I think part of the secret is that Dr Yuste has a big idea, and his writing buzzes with the excitement of getting this across to you. After all, if spines are the physical substrate of memory and cognition, then it's pretty important to understand how they work.

Plus it has a great chapter on Ramon y Cajal, my neuroscience hero....

Monday, 24 January 2011

Viva post mortem

In December I submitted my first year dissertation, and last week I faced a viva on this dissertation. Opinions from colleagues and supervisors varied as to whether or not this was really an exam, and how much I should relax about it. Naturally (me being me) I did not relax about it. One feature I knew that this viva (exam or not) shared with real exams was that failure was a possibility, and that failure had consequences.

So this mattered.

I was lucky enough to be able to invite two scientists I like and get on with to examine me. But still - people can show a whole new side of their personality in this kind of role. And I hate the idea of making a fool of myself in front of people I respect. So I was tense for at least a week beforehand, and preparing diligently.

In the event, the whole thing was very amiable - enjoyable even. Defending my dissertation was a pretty minor part of it. Most of our time was spent chewing over the implications of different technical choices as I go forward with my project. Chemical LTP or glutamate uncaging? Organotypic or acute slices?

And I passed. And got some pretty nice feedback. So I can go on....

Tuesday, 11 January 2011

Journal club fun

McGuiness et al, "Presynaptic NMDARs in the Hippocampus Facilitate Transmitter Release at Theta Frequency", Neuron 68, 1109–1127, December 22, 2010

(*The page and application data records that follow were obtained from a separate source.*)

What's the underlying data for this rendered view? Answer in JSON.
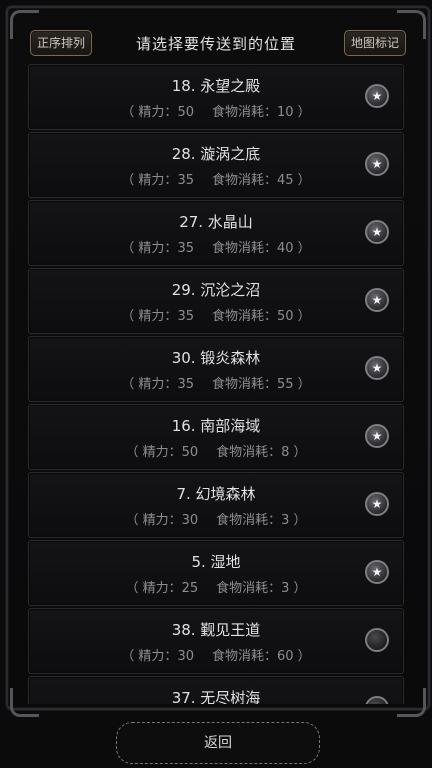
{
  "header": {
    "sort_label": "正序排列",
    "title": "请选择要传送到的位置",
    "map_mark_label": "地图标记"
  },
  "labels": {
    "stamina_prefix": "（ 精力：",
    "food_prefix": "食物消耗：",
    "suffix": " ）"
  },
  "locations": [
    {
      "name": "18. 永望之殿",
      "stamina": "50",
      "food": "10",
      "starred": true
    },
    {
      "name": "28. 漩涡之底",
      "stamina": "35",
      "food": "45",
      "starred": true
    },
    {
      "name": "27. 水晶山",
      "stamina": "35",
      "food": "40",
      "starred": true
    },
    {
      "name": "29. 沉沦之沼",
      "stamina": "35",
      "food": "50",
      "starred": true
    },
    {
      "name": "30. 锻炎森林",
      "stamina": "35",
      "food": "55",
      "starred": true
    },
    {
      "name": "16. 南部海域",
      "stamina": "50",
      "food": "8",
      "starred": true
    },
    {
      "name": "7. 幻境森林",
      "stamina": "30",
      "food": "3",
      "starred": true
    },
    {
      "name": "5. 湿地",
      "stamina": "25",
      "food": "3",
      "starred": true
    },
    {
      "name": "38. 觐见王道",
      "stamina": "30",
      "food": "60",
      "starred": false
    },
    {
      "name": "37. 无尽树海",
      "stamina": "",
      "food": "",
      "starred": false
    }
  ],
  "icons": {
    "star": "star-icon"
  },
  "footer": {
    "back_label": "返回"
  }
}
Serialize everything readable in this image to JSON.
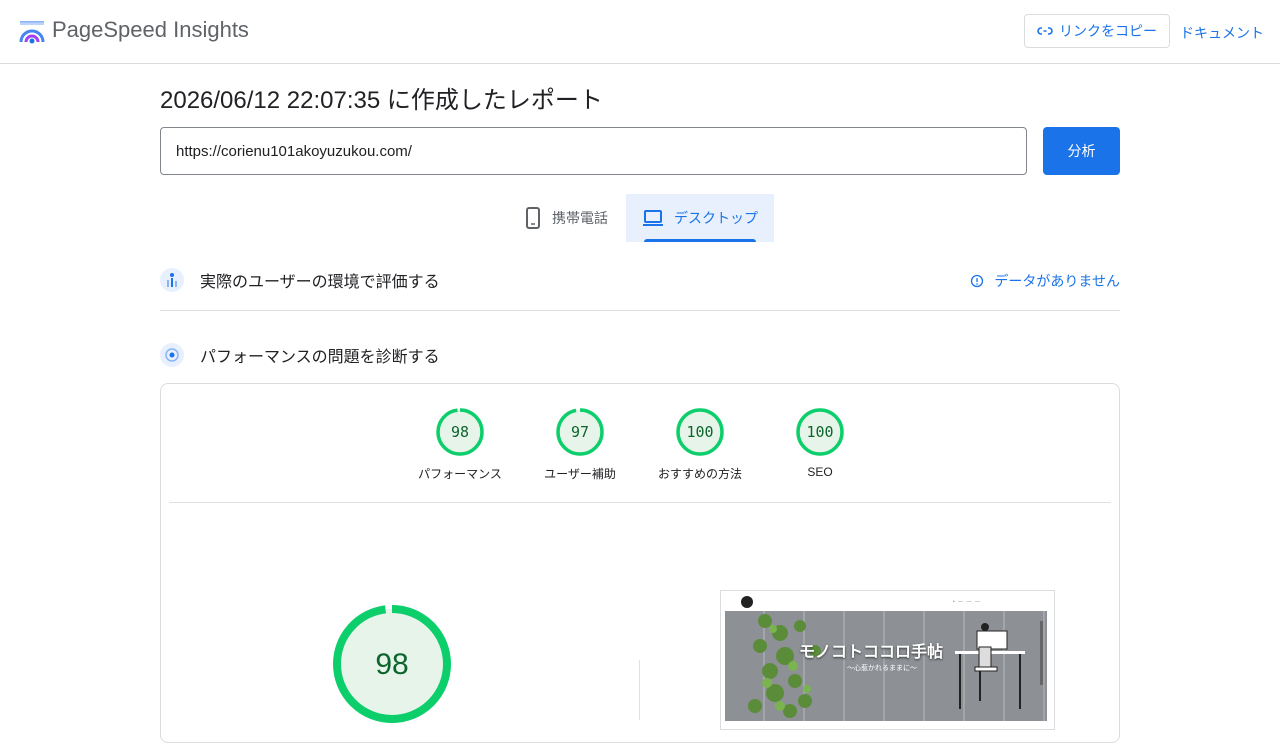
{
  "header": {
    "brand": "PageSpeed Insights",
    "copy_link_label": "リンクをコピー",
    "docs_label": "ドキュメント"
  },
  "report": {
    "title": "2026/06/12 22:07:35 に作成したレポート",
    "url": "https://corienu101akoyuzukou.com/",
    "analyze_label": "分析"
  },
  "tabs": [
    {
      "label": "携帯電話",
      "icon": "phone-icon",
      "selected": false
    },
    {
      "label": "デスクトップ",
      "icon": "laptop-icon",
      "selected": true
    }
  ],
  "field_data": {
    "title": "実際のユーザーの環境で評価する",
    "no_data_label": "データがありません"
  },
  "diagnostics": {
    "title": "パフォーマンスの問題を診断する",
    "scores": [
      {
        "label": "パフォーマンス",
        "value": 98
      },
      {
        "label": "ユーザー補助",
        "value": 97
      },
      {
        "label": "おすすめの方法",
        "value": 100
      },
      {
        "label": "SEO",
        "value": 100
      }
    ],
    "main_score": 98,
    "score_color": "#0cce6b",
    "score_text_color": "#0d652d"
  },
  "screenshot": {
    "site_title": "モノコトココロ手帖",
    "site_subtitle": "〜心惹かれるままに〜"
  }
}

I go to two journal clubs, one nice the other nasty. Today was the nasty one, where we looked at the above article. It was the usual pattern - a paper that I thought was quite impressive, turned out to have feet of clay when subjected to the withering scrutiny of the assembled critical intelligences.

In this study, they used Ca-sensitive dyes to image Ca-transients in presynaptic boutons of the CA3-CA1 pathway, in response to action potentials. They claim that the distribution of Ca-transient amplitudes is bimodal. Various drug manipulations, including the use of norketamine to block (internally) only presynaptic NMDARs, demonstrate that the less frequent, large transients are dependent on presynaptic NMDARs. Trouble is, after fig 1 they don’t show us the data – just their opaque Bayesian analysis. And what is worse, they use the same control data in most of their figures.